    It is something like committing to train for a marathon, getting up and doing your mileage even when you don't feel like it. But the finish line is sooo good. and I think you are better for it, in mind body and spirit. Putting religion in the mix helps to get the resolve because you have made a commitment outside yourself

    March 9, 2011 at 12:31 pm |
  19. CC

    Oh, poor Sean Stott...all the Christians in the world are ganging up just to "hurt" him. Yes, Christians take the time to pray, but they are also out there running free kitchens for those who have no food, thrift stores for those in need of clothing, they offer childcare for families who cannot pay for it, they help build homes and churches for those who are without. You know nothing of the contributions of the Christians out there using their hands to help others. There are some who treat the Lenten season as a way to give up candy, or cake or other things, but there are also those who use the time to improve their character or behavior and reflect on how they behave everyday. To state they give up what would otherwise be considered a luxury is foolish. Sometimes people give up things they like such as a particular meat or dish to remind themselves of the sacrifice made by God through His son Jesus. Christians are not leading delusional lives....you unfortunately are living a very miserable and bitter one because you are so intent upon being critical and intolerant of Christians and their beliefs. And for the record teaching evolution is teaching a theory and does not necessarily contradict the concept of creationism. The world as Christians believe was created by God, but evolution can also be a part of it as things went on from there.
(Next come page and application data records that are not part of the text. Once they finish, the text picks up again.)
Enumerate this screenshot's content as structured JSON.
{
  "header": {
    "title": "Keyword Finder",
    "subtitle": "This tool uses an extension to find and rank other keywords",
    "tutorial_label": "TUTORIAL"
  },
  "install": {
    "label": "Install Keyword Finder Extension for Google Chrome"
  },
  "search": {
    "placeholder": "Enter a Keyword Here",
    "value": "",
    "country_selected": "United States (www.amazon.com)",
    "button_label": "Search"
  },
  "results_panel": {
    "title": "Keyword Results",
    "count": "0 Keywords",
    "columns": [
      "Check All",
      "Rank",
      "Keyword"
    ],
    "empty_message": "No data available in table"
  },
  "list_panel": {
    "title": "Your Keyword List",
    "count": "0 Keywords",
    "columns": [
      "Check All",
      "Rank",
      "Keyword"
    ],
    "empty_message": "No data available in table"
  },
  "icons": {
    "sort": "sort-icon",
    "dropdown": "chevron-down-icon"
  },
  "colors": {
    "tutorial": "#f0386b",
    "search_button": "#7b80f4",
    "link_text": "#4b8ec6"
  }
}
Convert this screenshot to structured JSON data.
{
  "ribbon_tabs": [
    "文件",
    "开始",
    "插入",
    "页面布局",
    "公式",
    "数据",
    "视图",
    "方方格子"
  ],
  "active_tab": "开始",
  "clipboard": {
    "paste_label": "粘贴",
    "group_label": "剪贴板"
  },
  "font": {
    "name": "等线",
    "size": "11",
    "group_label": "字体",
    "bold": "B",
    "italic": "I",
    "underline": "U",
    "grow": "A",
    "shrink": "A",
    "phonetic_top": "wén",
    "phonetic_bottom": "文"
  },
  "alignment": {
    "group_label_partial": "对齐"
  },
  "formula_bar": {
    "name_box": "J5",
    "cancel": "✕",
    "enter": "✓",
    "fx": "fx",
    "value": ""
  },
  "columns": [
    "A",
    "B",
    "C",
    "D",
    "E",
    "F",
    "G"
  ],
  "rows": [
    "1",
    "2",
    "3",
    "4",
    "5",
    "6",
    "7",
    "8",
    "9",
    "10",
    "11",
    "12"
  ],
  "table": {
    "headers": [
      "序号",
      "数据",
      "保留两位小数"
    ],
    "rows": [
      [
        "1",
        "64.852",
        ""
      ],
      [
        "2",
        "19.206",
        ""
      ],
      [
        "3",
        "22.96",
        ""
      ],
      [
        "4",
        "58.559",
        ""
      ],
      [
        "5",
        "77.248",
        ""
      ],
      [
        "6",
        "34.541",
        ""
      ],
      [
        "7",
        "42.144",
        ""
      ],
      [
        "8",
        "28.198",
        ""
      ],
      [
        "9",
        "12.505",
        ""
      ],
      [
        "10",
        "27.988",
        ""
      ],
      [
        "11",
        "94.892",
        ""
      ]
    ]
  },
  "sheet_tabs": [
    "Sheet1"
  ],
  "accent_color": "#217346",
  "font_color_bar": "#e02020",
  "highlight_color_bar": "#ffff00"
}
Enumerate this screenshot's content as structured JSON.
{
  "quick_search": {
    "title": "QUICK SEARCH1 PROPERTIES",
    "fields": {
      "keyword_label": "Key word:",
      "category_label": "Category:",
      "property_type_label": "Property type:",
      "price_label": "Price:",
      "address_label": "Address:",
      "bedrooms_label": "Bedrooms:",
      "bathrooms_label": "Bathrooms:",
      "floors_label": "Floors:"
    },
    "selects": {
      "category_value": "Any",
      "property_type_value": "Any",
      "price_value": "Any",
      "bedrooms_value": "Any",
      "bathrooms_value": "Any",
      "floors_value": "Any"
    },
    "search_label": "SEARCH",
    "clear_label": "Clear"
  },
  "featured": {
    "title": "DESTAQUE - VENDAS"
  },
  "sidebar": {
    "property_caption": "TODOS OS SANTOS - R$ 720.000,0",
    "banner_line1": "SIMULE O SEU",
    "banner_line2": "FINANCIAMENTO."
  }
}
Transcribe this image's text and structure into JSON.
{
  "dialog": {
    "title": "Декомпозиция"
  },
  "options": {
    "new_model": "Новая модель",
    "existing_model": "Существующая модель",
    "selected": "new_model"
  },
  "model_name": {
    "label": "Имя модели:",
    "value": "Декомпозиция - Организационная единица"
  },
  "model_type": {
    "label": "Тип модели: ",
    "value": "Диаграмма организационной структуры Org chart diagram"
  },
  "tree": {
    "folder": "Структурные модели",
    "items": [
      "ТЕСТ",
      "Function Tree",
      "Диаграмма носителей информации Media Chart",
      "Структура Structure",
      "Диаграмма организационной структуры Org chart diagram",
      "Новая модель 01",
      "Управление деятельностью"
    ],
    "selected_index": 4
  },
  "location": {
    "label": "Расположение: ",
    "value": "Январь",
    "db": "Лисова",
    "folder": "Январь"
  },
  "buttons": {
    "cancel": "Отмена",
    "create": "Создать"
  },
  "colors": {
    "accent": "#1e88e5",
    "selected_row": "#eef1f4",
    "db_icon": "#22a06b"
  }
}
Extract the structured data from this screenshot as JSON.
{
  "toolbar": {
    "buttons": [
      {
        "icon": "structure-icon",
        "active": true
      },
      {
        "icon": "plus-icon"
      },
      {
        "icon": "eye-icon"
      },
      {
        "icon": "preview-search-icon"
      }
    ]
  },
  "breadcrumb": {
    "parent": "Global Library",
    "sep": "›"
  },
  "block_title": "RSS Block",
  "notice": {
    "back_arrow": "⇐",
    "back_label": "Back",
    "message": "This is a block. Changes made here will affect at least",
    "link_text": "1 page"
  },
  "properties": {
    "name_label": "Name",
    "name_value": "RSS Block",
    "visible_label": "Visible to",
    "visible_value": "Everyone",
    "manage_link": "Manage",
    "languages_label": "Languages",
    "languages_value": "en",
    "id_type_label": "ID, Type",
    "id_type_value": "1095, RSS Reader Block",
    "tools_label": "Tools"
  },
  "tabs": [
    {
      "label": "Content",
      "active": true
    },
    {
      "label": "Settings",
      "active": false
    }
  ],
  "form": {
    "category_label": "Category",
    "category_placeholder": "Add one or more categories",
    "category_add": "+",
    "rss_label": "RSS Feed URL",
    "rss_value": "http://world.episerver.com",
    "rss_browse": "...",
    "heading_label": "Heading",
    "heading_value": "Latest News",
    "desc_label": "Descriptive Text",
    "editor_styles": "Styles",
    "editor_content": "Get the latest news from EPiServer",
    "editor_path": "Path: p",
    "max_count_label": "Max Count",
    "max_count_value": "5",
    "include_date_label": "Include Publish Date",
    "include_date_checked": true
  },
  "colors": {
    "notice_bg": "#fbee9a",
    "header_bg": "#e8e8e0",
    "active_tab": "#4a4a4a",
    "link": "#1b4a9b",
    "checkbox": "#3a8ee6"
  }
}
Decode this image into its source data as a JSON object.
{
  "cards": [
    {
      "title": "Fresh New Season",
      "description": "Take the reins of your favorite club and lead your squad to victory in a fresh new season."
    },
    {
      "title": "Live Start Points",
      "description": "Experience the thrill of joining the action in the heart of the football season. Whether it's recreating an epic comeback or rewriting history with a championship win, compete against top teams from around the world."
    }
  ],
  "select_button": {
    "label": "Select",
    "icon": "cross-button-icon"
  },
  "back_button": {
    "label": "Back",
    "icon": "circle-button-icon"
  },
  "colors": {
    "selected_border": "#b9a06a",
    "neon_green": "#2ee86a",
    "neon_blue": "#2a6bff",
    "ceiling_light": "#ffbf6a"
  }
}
Next time you want to criticize something or someone why not take a look in the mirror. And as for Al's comment on priests giving up molesting children...shame on you. I am not a Catholic, but I also know that all priest do not engage in this behavior so your futile attempt at sick humor was dumb at best.

    March 9, 2011 at 12:30 pm |
    • Luis Wu

      Rant much?

      March 9, 2011 at 12:37 pm |
  20. John1966

    I'm giving up CNN. Maybe for good.

    March 9, 2011 at 12:30 pm |
    • aNON


      March 9, 2011 at 12:37 pm |
1 2 3 4 5 6 7 8 9 10 11 12 13 14 15 16 17 18 19 20 21 22 23 24 25 26 27
About this blog

The CNN Belief Blog covers the faith angles of the day's biggest stories, from breaking news to politics to entertainment, fostering a global conversation about the role of religion and belief in readers' lives. It's edited by CNN's Daniel Burke with contributions from Eric Marrapodi and CNN's worldwide news gathering team.